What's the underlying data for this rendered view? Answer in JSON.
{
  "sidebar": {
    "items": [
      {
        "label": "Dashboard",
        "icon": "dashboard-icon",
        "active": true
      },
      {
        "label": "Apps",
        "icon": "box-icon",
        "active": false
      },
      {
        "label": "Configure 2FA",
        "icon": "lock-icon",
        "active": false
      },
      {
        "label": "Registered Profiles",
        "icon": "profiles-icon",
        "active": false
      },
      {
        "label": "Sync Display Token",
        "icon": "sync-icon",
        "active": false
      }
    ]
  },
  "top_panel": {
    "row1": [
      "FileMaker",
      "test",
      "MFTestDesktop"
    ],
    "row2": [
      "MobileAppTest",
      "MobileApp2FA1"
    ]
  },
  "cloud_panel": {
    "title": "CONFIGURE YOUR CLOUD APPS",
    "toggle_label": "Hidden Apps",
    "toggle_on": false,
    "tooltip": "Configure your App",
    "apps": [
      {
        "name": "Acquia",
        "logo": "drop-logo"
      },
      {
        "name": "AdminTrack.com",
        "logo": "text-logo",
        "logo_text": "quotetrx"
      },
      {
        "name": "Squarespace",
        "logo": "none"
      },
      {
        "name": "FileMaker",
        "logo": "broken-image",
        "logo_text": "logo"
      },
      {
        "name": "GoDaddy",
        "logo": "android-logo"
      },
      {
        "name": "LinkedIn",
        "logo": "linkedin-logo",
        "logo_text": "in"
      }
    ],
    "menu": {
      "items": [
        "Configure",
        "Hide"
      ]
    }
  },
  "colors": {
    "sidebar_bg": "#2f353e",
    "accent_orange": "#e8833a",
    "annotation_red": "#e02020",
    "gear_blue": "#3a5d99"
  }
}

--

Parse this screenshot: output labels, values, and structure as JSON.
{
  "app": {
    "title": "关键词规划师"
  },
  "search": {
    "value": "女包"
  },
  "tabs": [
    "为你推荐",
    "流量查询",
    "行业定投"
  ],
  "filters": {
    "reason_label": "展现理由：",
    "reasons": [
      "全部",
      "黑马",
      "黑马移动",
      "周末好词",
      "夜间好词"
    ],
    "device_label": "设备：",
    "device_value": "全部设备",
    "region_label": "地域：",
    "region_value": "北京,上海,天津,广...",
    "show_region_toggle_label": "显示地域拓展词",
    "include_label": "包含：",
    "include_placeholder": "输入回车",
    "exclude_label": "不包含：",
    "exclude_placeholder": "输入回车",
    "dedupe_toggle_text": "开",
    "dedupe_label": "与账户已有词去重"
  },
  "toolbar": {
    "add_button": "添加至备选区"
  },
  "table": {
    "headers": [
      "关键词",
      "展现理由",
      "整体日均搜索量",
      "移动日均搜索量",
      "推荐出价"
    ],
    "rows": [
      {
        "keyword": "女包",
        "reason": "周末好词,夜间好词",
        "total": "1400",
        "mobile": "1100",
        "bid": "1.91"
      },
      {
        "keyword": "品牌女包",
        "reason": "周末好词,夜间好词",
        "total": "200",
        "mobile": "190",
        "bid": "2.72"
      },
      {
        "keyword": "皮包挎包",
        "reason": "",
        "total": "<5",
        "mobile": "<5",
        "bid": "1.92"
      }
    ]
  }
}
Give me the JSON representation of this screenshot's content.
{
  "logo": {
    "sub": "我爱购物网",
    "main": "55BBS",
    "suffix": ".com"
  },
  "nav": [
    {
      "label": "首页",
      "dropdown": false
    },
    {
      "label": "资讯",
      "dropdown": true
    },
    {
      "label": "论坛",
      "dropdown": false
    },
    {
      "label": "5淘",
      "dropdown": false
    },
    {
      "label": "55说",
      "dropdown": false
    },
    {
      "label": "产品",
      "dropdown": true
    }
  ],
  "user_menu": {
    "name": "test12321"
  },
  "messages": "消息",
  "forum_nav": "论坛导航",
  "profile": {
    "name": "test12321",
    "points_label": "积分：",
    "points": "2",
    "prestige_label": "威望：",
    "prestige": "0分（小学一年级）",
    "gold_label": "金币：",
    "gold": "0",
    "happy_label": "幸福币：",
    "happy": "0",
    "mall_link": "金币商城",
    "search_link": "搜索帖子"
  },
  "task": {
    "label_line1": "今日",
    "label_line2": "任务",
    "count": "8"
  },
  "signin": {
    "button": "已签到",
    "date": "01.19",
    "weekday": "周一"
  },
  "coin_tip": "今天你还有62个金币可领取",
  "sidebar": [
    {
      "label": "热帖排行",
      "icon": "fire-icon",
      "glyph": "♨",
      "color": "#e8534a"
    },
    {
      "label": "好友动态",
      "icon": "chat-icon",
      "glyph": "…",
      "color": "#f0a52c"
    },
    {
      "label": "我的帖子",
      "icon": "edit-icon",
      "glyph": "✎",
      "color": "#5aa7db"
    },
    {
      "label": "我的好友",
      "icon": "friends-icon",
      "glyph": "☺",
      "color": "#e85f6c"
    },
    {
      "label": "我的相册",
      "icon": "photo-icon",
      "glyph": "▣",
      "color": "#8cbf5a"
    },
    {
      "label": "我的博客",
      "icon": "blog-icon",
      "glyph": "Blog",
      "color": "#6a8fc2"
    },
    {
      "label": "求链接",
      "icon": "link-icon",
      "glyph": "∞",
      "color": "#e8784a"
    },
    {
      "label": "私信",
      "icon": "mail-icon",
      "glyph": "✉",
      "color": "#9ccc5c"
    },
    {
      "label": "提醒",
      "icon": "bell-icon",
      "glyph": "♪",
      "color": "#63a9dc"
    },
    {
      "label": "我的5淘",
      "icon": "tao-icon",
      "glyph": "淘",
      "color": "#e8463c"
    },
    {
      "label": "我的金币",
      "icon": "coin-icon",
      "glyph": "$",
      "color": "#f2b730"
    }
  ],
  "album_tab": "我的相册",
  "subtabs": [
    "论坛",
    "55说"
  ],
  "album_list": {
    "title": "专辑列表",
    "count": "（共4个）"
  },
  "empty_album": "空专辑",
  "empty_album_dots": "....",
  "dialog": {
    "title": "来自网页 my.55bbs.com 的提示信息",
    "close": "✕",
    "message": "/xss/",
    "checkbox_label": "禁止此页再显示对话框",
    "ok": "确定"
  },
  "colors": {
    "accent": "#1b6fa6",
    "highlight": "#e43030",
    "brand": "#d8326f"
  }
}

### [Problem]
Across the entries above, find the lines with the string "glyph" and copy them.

### [Written answer]
      "glyph": "♨",
      "glyph": "…",
      "glyph": "✎",
      "glyph": "☺",
      "glyph": "▣",
      "glyph": "Blog",
      "glyph": "∞",
      "glyph": "✉",
      "glyph": "♪",
      "glyph": "淘",
      "glyph": "$",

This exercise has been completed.